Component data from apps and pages
*** Begin section ***
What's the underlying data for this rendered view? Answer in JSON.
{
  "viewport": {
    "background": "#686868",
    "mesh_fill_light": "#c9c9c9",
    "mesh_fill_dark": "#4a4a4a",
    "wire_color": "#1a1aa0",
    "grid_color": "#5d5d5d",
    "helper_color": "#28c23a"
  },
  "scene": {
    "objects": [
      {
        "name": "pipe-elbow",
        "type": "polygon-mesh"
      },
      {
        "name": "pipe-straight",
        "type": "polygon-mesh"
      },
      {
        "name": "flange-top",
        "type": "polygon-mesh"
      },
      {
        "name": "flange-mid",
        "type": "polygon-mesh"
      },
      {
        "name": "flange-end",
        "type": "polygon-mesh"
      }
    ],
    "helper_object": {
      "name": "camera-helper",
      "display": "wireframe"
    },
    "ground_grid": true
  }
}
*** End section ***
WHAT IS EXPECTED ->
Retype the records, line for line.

ANSWER FOR THE TASK ->
What's the underlying data for this rendered view? Answer in JSON.
{
  "viewport": {
    "background": "#686868",
    "mesh_fill_light": "#c9c9c9",
    "mesh_fill_dark": "#4a4a4a",
    "wire_color": "#1a1aa0",
    "grid_color": "#5d5d5d",
    "helper_color": "#28c23a"
  },
  "scene": {
    "objects": [
      {
        "name": "pipe-elbow",
        "type": "polygon-mesh"
      },
      {
        "name": "pipe-straight",
        "type": "polygon-mesh"
      },
      {
        "name": "flange-top",
        "type": "polygon-mesh"
      },
      {
        "name": "flange-mid",
        "type": "polygon-mesh"
      },
      {
        "name": "flange-end",
        "type": "polygon-mesh"
      }
    ],
    "helper_object": {
      "name": "camera-helper",
      "display": "wireframe"
    },
    "ground_grid": true
  }
}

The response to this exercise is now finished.